(Saved entries)
══════════════════════════════
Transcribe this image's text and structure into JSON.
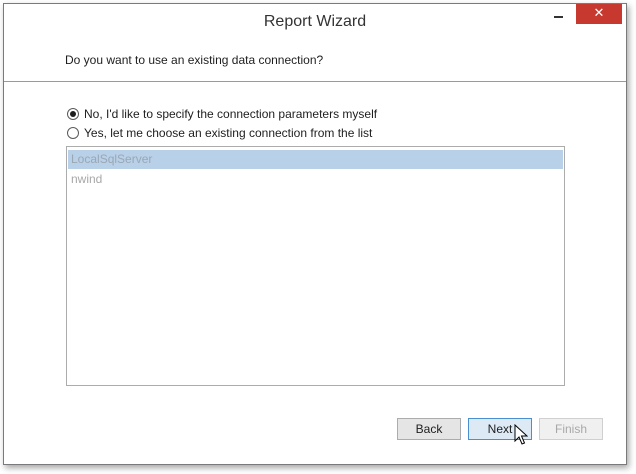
{
  "window": {
    "title": "Report Wizard",
    "minimize_icon": "minimize-icon",
    "close_icon": "close-icon",
    "close_glyph": "✕"
  },
  "header": {
    "question": "Do you want to use an existing data connection?"
  },
  "options": [
    {
      "label": "No, I'd like to specify the connection parameters myself",
      "checked": true
    },
    {
      "label": "Yes, let me choose an existing connection from the list",
      "checked": false
    }
  ],
  "connections": {
    "items": [
      "LocalSqlServer",
      "nwind"
    ],
    "selected_index": 0,
    "enabled": false
  },
  "buttons": {
    "back_label": "Back",
    "next_label": "Next",
    "finish_label": "Finish",
    "finish_enabled": false
  },
  "colors": {
    "close_button": "#c7392e",
    "selection": "#b8d0e8",
    "focused_button_border": "#4a90d0"
  }
}
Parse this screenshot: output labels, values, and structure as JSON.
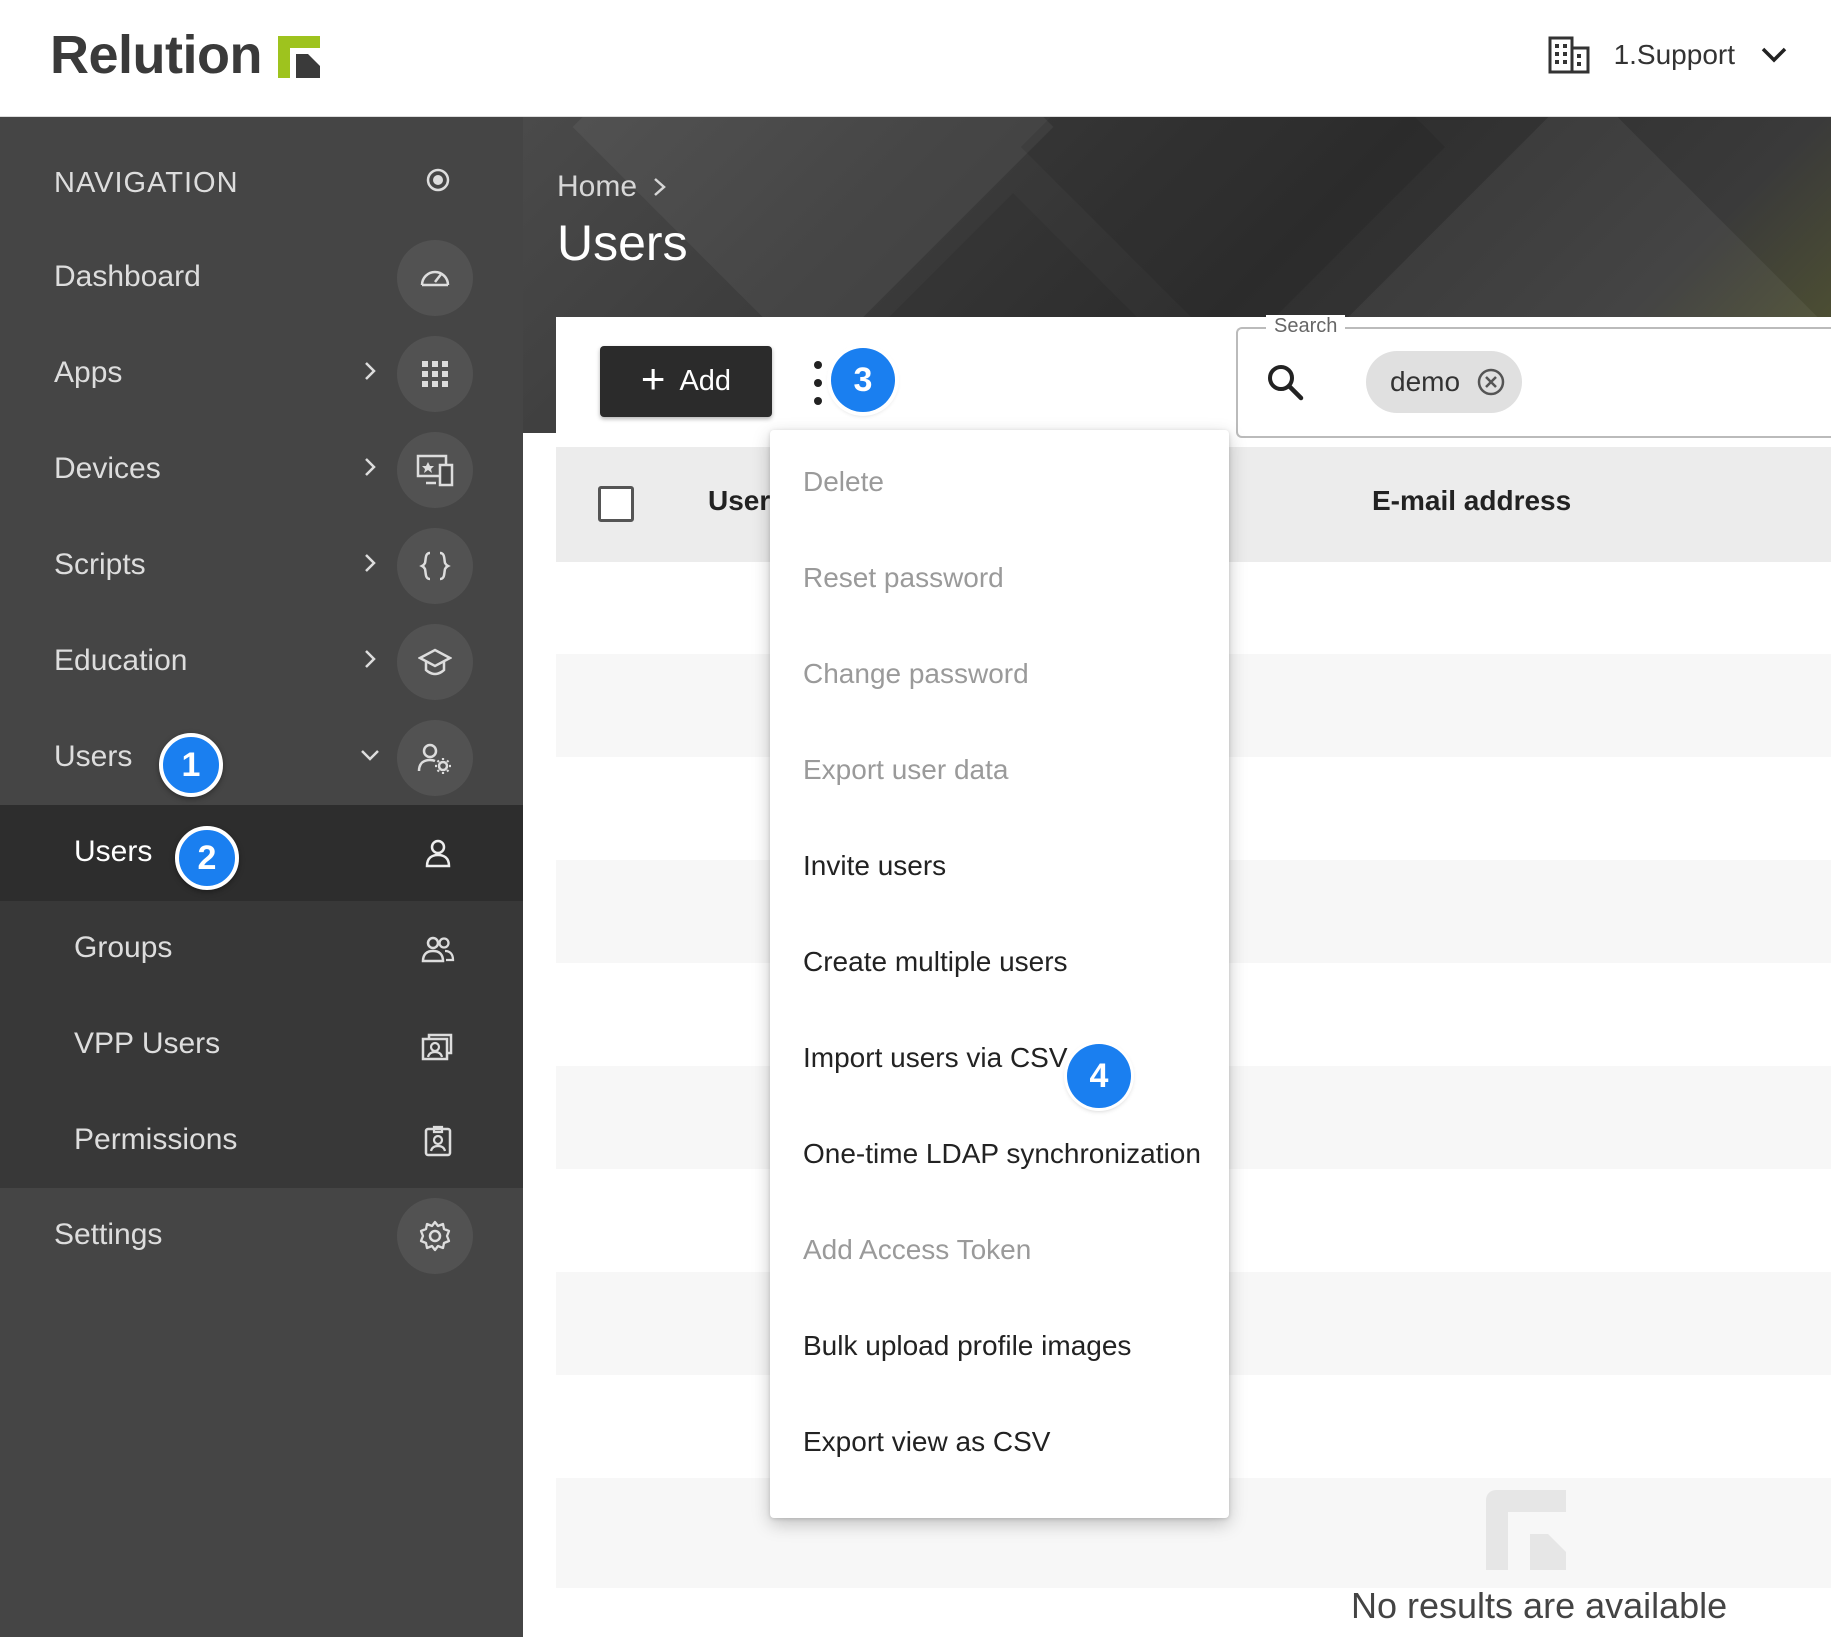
{
  "header": {
    "logo_text": "Relution",
    "org_name": "1.Support",
    "logo_colors": {
      "green": "#9ec31e",
      "dark": "#3a3a3a"
    }
  },
  "sidebar": {
    "section_title": "NAVIGATION",
    "items": [
      {
        "label": "Dashboard",
        "icon": "gauge-icon",
        "has_chevron": false
      },
      {
        "label": "Apps",
        "icon": "grid-icon",
        "has_chevron": true
      },
      {
        "label": "Devices",
        "icon": "devices-icon",
        "has_chevron": true
      },
      {
        "label": "Scripts",
        "icon": "braces-icon",
        "has_chevron": true
      },
      {
        "label": "Education",
        "icon": "graduation-cap-icon",
        "has_chevron": true
      },
      {
        "label": "Users",
        "icon": "users-gear-icon",
        "has_chevron": true,
        "expanded": true
      }
    ],
    "sub_items": [
      {
        "label": "Users",
        "icon": "user-icon",
        "active": true
      },
      {
        "label": "Groups",
        "icon": "group-icon",
        "active": false
      },
      {
        "label": "VPP Users",
        "icon": "vpp-icon",
        "active": false
      },
      {
        "label": "Permissions",
        "icon": "id-badge-icon",
        "active": false
      }
    ],
    "settings": {
      "label": "Settings",
      "icon": "gear-icon"
    }
  },
  "page": {
    "breadcrumb": "Home",
    "title": "Users"
  },
  "toolbar": {
    "add_label": "Add",
    "search_legend": "Search",
    "search_chip": "demo"
  },
  "table": {
    "columns": [
      "User",
      "E-mail address"
    ],
    "empty_text": "No results are available"
  },
  "menu": {
    "items": [
      {
        "label": "Delete",
        "disabled": true
      },
      {
        "label": "Reset password",
        "disabled": true
      },
      {
        "label": "Change password",
        "disabled": true
      },
      {
        "label": "Export user data",
        "disabled": true
      },
      {
        "label": "Invite users",
        "disabled": false
      },
      {
        "label": "Create multiple users",
        "disabled": false
      },
      {
        "label": "Import users via CSV",
        "disabled": false
      },
      {
        "label": "One-time LDAP synchronization",
        "disabled": false
      },
      {
        "label": "Add Access Token",
        "disabled": true
      },
      {
        "label": "Bulk upload profile images",
        "disabled": false
      },
      {
        "label": "Export view as CSV",
        "disabled": false
      }
    ]
  },
  "annotations": {
    "step1": "1",
    "step2": "2",
    "step3": "3",
    "step4": "4",
    "badge_color": "#1a7ff0"
  }
}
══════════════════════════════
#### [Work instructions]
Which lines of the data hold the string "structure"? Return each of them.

#### [Expected answer]
Transcribe this image's text and structure into JSON.
Parse this screenshot: output labels, values, and structure as JSON.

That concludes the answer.